3. Saadian Tombs :
the story of these tombs is an interesting insight into the history of Marrakech as a whole as they were built under the Saadian dynasty, one of the most powerful and flourishing dynasties to have ruled the city, but were then partially destroyed by the sultan Moulay Idriss in the 18th century. He couldn’t resort to completely erasing such a marvellous piece of art nor destroying the graves though and decided to brick up the entrance to the necropolis, which was then left in the dark and forgotten until 1917. It is now a well-preserved remnant of the past and the main mausoleum is a particularly impressive tribute to the gorgeous art of the Saadian dynasty, while the tombs are richly decorated with diamond-shaped tiles and are occasionally visited by local turtles. Located right next to the alluring Kasbah mosque, the tombs are just a stone away from the El Badi Palace and also happen to be near one of our favourite restaurants in Marrakech, the Nid’Cigogne, that serves gorgeous tajines and pastillas on a cosy terrace overlooking the Kasbah. (entrance fee: 10 dhm equivalent 1$)
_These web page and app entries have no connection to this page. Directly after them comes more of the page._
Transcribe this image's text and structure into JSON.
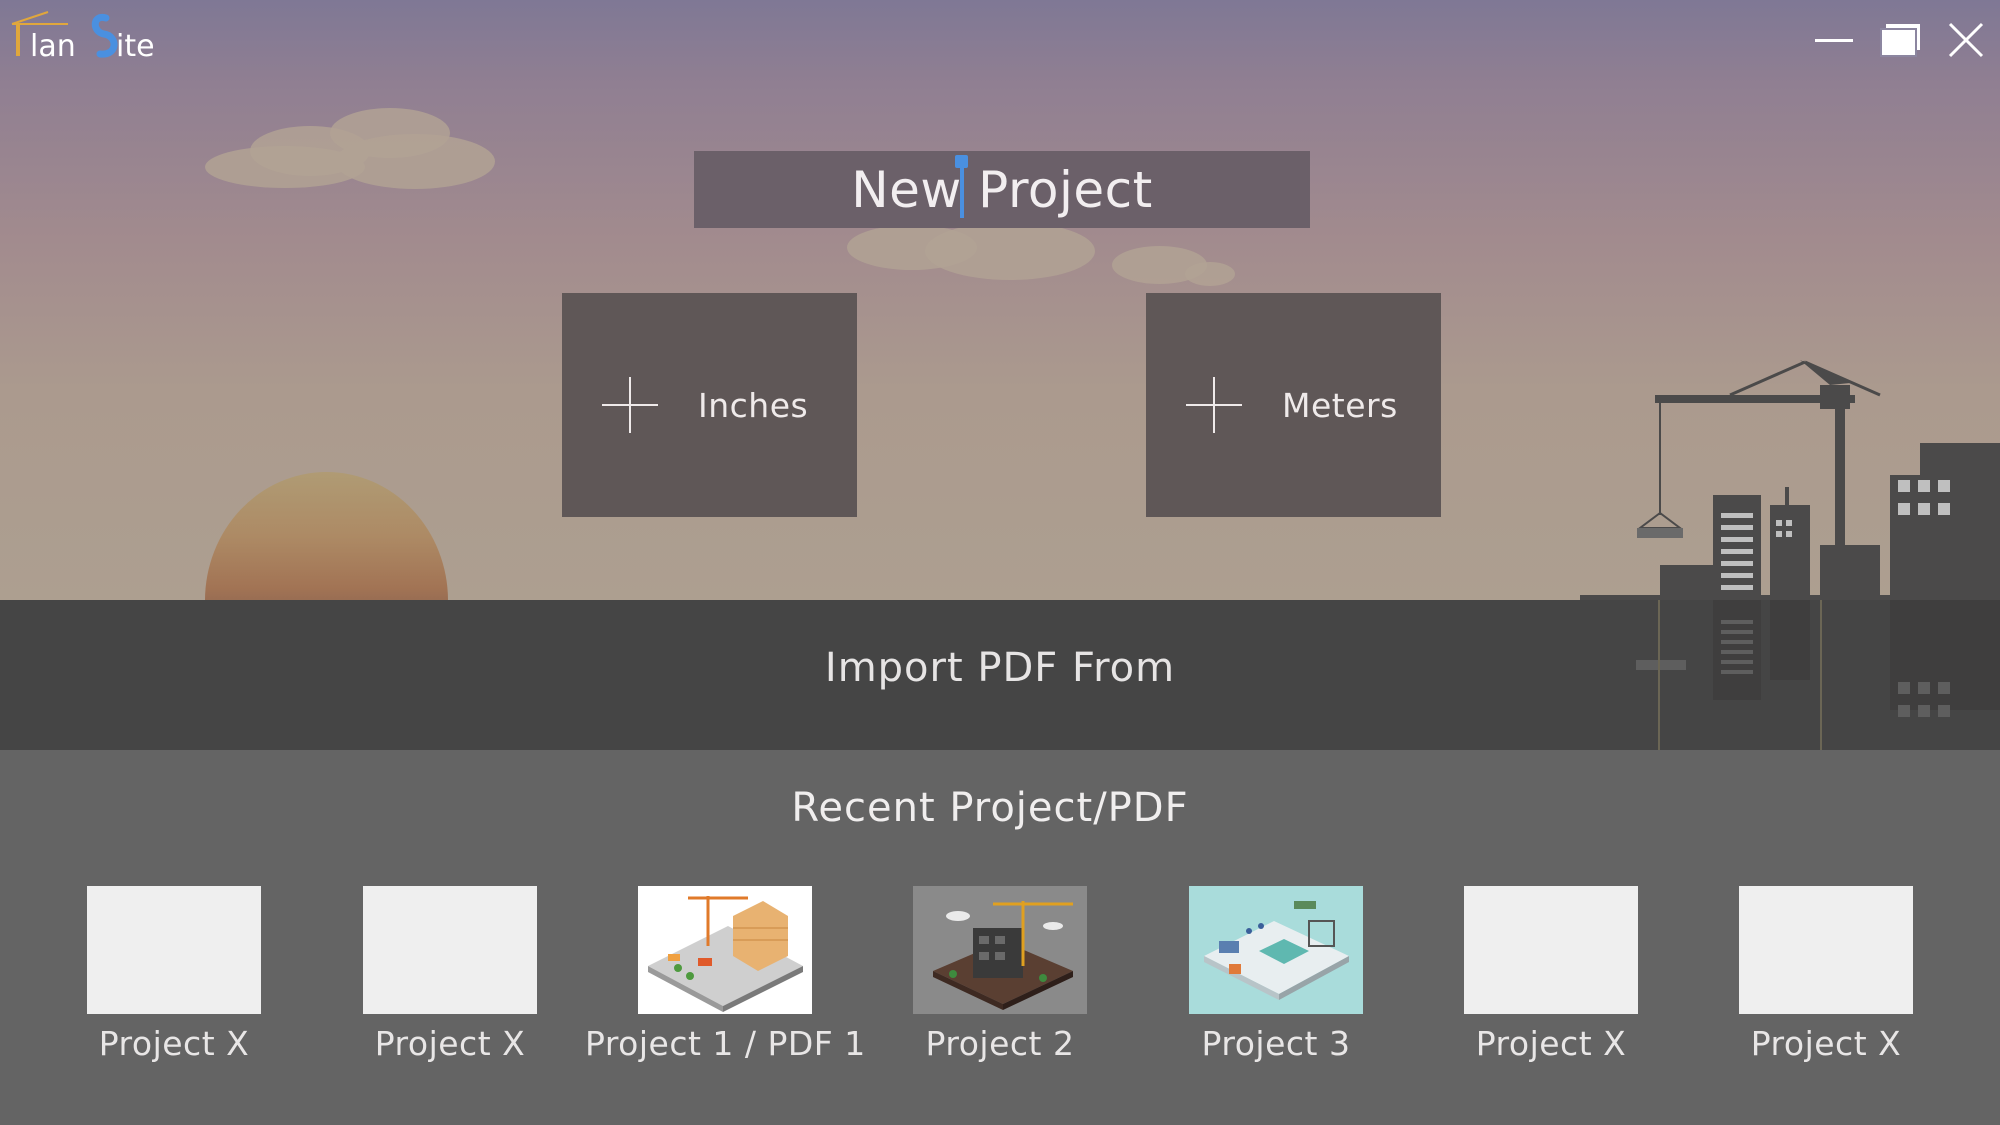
{
  "app": {
    "name": "PlanSite"
  },
  "window": {
    "minimize_icon": "minimize-icon",
    "maximize_icon": "maximize-icon",
    "close_icon": "close-icon"
  },
  "new_project": {
    "value": "New Project"
  },
  "units": [
    {
      "label": "Inches",
      "icon": "plus-icon"
    },
    {
      "label": "Meters",
      "icon": "plus-icon"
    }
  ],
  "import": {
    "label": "Import PDF From"
  },
  "recent": {
    "title": "Recent Project/PDF",
    "items": [
      {
        "label": "Project X",
        "thumb": "blank"
      },
      {
        "label": "Project X",
        "thumb": "blank"
      },
      {
        "label": "Project 1 / PDF 1",
        "thumb": "construction-site-illustration"
      },
      {
        "label": "Project 2",
        "thumb": "building-crane-illustration"
      },
      {
        "label": "Project 3",
        "thumb": "warehouse-illustration"
      },
      {
        "label": "Project X",
        "thumb": "blank"
      },
      {
        "label": "Project X",
        "thumb": "blank"
      }
    ]
  },
  "colors": {
    "accent": "#4a90e0",
    "ground": "#454545",
    "panel": "#646464"
  }
}
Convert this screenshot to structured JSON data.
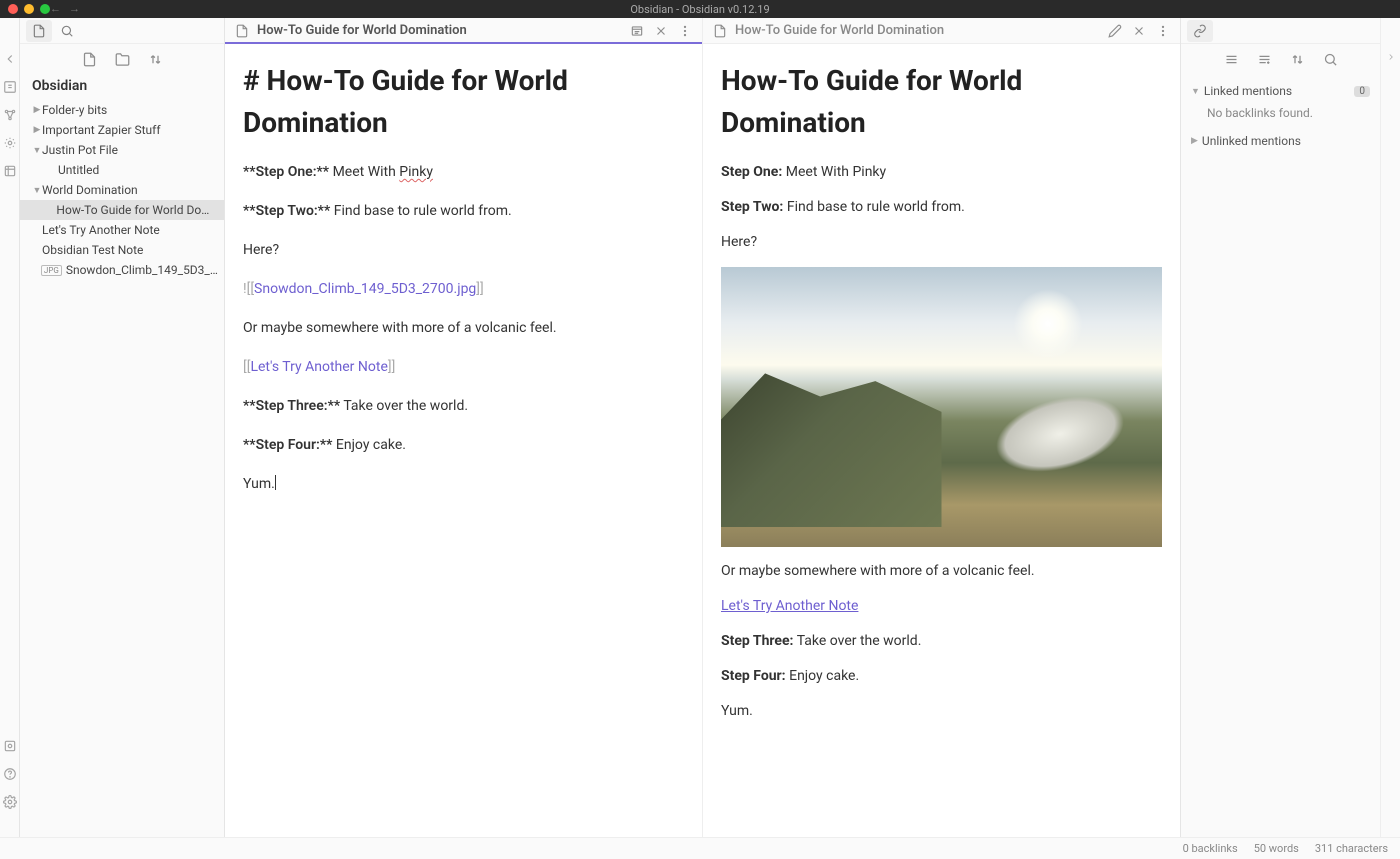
{
  "titlebar": {
    "title": "Obsidian - Obsidian v0.12.19"
  },
  "vault": {
    "name": "Obsidian"
  },
  "tree": [
    {
      "label": "Folder-y bits",
      "indent": 0,
      "caret": "▶",
      "type": "folder"
    },
    {
      "label": "Important Zapier Stuff",
      "indent": 0,
      "caret": "▶",
      "type": "folder"
    },
    {
      "label": "Justin Pot File",
      "indent": 0,
      "caret": "▼",
      "type": "folder"
    },
    {
      "label": "Untitled",
      "indent": 1,
      "caret": "",
      "type": "note"
    },
    {
      "label": "World Domination",
      "indent": 0,
      "caret": "▼",
      "type": "folder"
    },
    {
      "label": "How-To Guide for World Domination",
      "indent": 1,
      "caret": "",
      "type": "note",
      "active": true
    },
    {
      "label": "Let's Try Another Note",
      "indent": 0,
      "caret": "",
      "type": "note"
    },
    {
      "label": "Obsidian Test Note",
      "indent": 0,
      "caret": "",
      "type": "note"
    },
    {
      "label": "Snowdon_Climb_149_5D3_2700",
      "indent": 0,
      "caret": "",
      "type": "attachment",
      "badge": "JPG"
    }
  ],
  "editor": {
    "tab_title": "How-To Guide for World Domination",
    "heading": "# How-To Guide for World Domination",
    "lines": {
      "step1_bold": "**Step One:**",
      "step1_rest": " Meet With ",
      "step1_spell": "Pinky",
      "step2_bold": "**Step Two:**",
      "step2_rest": " Find base to rule world from.",
      "here": "Here?",
      "embed_prefix": "![[",
      "embed_file": "Snowdon_Climb_149_5D3_2700.jpg",
      "embed_suffix": "]]",
      "volcanic": "Or maybe somewhere with more of a volcanic feel.",
      "link_prefix": "[[",
      "link_target": "Let's Try Another Note",
      "link_suffix": "]]",
      "step3_bold": "**Step Three:**",
      "step3_rest": " Take over the world.",
      "step4_bold": "**Step Four:**",
      "step4_rest": " Enjoy cake.",
      "yum": "Yum."
    }
  },
  "preview": {
    "tab_title": "How-To Guide for World Domination",
    "heading": "How-To Guide for World Domination",
    "step1_label": "Step One:",
    "step1_text": " Meet With Pinky",
    "step2_label": "Step Two:",
    "step2_text": " Find base to rule world from.",
    "here": "Here?",
    "volcanic": "Or maybe somewhere with more of a volcanic feel.",
    "link_text": "Let's Try Another Note",
    "step3_label": "Step Three:",
    "step3_text": " Take over the world.",
    "step4_label": "Step Four:",
    "step4_text": " Enjoy cake.",
    "yum": "Yum."
  },
  "backlinks": {
    "linked_label": "Linked mentions",
    "linked_count": "0",
    "empty_text": "No backlinks found.",
    "unlinked_label": "Unlinked mentions"
  },
  "status": {
    "backlinks": "0 backlinks",
    "words": "50 words",
    "chars": "311 characters"
  }
}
4. Maison de la Photographie:
in the heart of the Medina and within a pristine riad lies the Maison de la Photographie, exhibiting a collection of photos taken in between 1870 and 1950 that pertain to Marrakech itself but mostly to its inhabitants. These early pieces of photographic art underline the mystical power of attraction that brought so many European artists to Morocco at the time of the colonization, on their quest for orientalist beauty and evocative, so-called exotic imagery. The museum is an especially gripping place when it comes to exhibiting photo-portraits, faces of a quaint vision of Morocco which still resonate to the present days - Berber women in traditional garb and elaborate jewellery, merchants pushing their donkeys up the cobbled streets of the medina, venerable elders in white djellabas. After this fascinating journey back in time, a bonus awaits on the roof as the museums has its own terrace with a nice view on the city and some unexpensive mint tea. (Entrance fee: 40 dhm, ticket allowing multiple entries)
5. Koutoubia and the Jema el Fnaa:
the Koutoubia mosque is the most iconic sight of Marrakech and its forefront but it doesn’t top our list as we weren’t quite as enthusiastic about it as some other mosques in the city, such as the aforementioned Kasbah mosque. Granted, its minaret is a perfect example of Islamic architecture and everything, from its green tiles to its proportions is strikingly well-executed, plus the nearby gardens are a nice spot for a nap under a deep blue sky. However, the Plaza Jemaa el-Fna being one cross-road away, the immediate vicinity of the mosque attracts a high number of scammers which are the same ones you’ll find on the plaza itself, ready to grab your hand for some unwanted henna or to aggressively ask for you to hand out your orange juice (true story). The Koutoubia still is a top spot in Marrakech you shouldn’t miss and to an extent, so is the Plaza Jemaa el-Fna,but you should be aware that all its highly-advertised authenticity is gradually turning into a tourist sham.